Sea turtles are vital for maintaining healthy ocean ecosystems and fisheries, and the Environmental Justice Foundation (EJF) is working with coastal communities in Ghana to protect them. This is helping to restore fish populations, reducing the impact of overfishing and supporting Ghana’s marine wildlife into the future.
Since 2019, EJF’s turtle conservation project in Ghana has saved thirty-nine sea turtles and safely released them back to sea. The turtles came from a range of species: 27 Olive Ridleys, 5 Leatherbacks, 5 Green Turtles, 1 Hawksbill and 1 Loggerhead. Olive Ridley, Leatherback and Green turtles nest routinely along Ghana’s coastline. Leatherbacks are the largest sea turtle species and undertake the longest migrations between breeding and feeding areas of any sea turtle, averaging an astonishing 3,700 miles each way. Loggerheads and Hawksbills also visit Ghanaian waters. However, all these species are in decline in Ghana, and they are threatened globally.
The rescues were made possible through a community-led approach to protecting sea turtles. Out of the 39 safe releases achieved by EJF, 28 were turtles caught mistakenly by fishers. The turtles were entangled in their nets, and the fishers wanted to sell them to turtle meat processors to offset the cost of their damaged nets. However, the patrol teams were able to negotiate with the fishermen and the turtles were released back into the sea.
The remaining 11 were found by turtle poachers during the nesting period but the patrol teams successfully persuaded them to release the turtles. Sadly however, not every turtle was saved – two Leatherbacks were killed at Senya Breku and one Green turtle died entangled in fishing nets.
These conservation efforts are protecting turtles, but also the wider ocean ecosystem. Studies show that sea turtles play a vital role in maintaining healthy oceans and fisheries by grazing on seagrass, maintaining coral reefs and regulating the populations of the jellyfish which prey on fish eggs.

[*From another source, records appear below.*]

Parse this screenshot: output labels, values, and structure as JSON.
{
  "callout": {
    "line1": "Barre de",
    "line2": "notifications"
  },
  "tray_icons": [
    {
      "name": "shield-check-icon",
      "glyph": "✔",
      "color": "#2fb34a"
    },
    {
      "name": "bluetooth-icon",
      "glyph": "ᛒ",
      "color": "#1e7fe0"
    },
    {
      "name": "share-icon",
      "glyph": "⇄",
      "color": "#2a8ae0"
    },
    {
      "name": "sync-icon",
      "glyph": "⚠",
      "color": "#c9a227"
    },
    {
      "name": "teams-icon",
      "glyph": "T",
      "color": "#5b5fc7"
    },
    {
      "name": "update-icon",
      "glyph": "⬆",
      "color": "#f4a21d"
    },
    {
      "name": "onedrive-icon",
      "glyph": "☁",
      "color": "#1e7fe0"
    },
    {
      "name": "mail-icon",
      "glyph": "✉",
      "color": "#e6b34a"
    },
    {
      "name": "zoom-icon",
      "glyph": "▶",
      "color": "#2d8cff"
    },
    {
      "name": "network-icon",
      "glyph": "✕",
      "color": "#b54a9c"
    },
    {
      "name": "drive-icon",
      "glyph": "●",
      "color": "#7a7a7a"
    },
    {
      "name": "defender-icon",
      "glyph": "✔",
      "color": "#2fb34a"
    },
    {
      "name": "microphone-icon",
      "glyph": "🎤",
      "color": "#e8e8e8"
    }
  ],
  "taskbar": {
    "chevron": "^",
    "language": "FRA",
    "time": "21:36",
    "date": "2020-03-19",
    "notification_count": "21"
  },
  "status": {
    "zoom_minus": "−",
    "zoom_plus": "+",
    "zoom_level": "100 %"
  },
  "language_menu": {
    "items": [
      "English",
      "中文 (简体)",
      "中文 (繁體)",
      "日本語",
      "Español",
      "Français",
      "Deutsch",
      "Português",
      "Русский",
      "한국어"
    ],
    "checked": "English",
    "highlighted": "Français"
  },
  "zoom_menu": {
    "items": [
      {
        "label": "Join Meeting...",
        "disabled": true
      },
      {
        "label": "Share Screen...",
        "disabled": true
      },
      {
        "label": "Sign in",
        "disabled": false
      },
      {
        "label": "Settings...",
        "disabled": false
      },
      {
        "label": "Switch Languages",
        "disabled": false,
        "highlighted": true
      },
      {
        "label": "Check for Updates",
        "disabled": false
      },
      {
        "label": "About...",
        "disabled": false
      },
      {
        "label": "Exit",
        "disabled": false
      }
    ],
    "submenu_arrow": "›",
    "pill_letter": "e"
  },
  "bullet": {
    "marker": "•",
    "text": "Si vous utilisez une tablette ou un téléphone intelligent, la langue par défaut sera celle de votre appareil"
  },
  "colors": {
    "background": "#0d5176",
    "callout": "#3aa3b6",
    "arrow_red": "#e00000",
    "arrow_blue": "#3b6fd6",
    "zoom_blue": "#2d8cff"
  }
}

In addition, the eggs sea turtles lay on Ghana’s beaches supply nutrients that support coastal ecosystems.
In Ghana, sea turtles are commonly poached when coming to nest on the shore, or unintentionally entangled in fishing nets. Nest destruction by dogs and coastal development also pose serious problems. This means taking action now to protect sea turtles is essential to ensure their continued survival and to maintain the significant benefits they bring to coastal communities, says EJF.
The project has been running since 2019 in Gomoa Fetteh, with an extension to Senya Breku in 2021, working to protect sea turtles through beach patrols, as well as producing films to build support for community-based turtle conservation.
EJF CEO and Co-Founder Steve Trent said: “When sea turtle populations decline, the vital roles they play in ocean ecosystems disappear with them. This means that restoring thriving sea turtle populations brings a direct economic benefit for fishers and coastal communities in Ghana. It is time to protect sea turtles, and rebuild their populations, to ensure healthy and resilient oceans for the future.”
As Ghana joins the rest of the world in marking World Turtle Day today, EJF will continue to encourage poachers to end their poaching activities and instead become protectors, bring children into the campaign as future turtle defenders, provide supplementary livelihood support for turtle processors and expand the successful beach patrol approach to other coastal communities.
About the Turtle Conservation Project
EJF’s turtle project is implemented in Gomoa Fetteh and Senya Breku, two coastal communities located in the Gomoa East District of the Central Region of Ghana.
One patrol team is six teammates from a local football club in Gomoa Fetteh, Fetteh Youngsters, and the Senya Breku team is made up of three volunteers. The patrollers walk the community beaches at night looking for signs of turtle nesting to record and poached turtles to release.
About the organisation
The Environmental Justice Foundation (EJF) exists to protect the natural world and defend our basic human right to a secure environment. www.ejfoundation.org
Source: Environmental Justice Foundation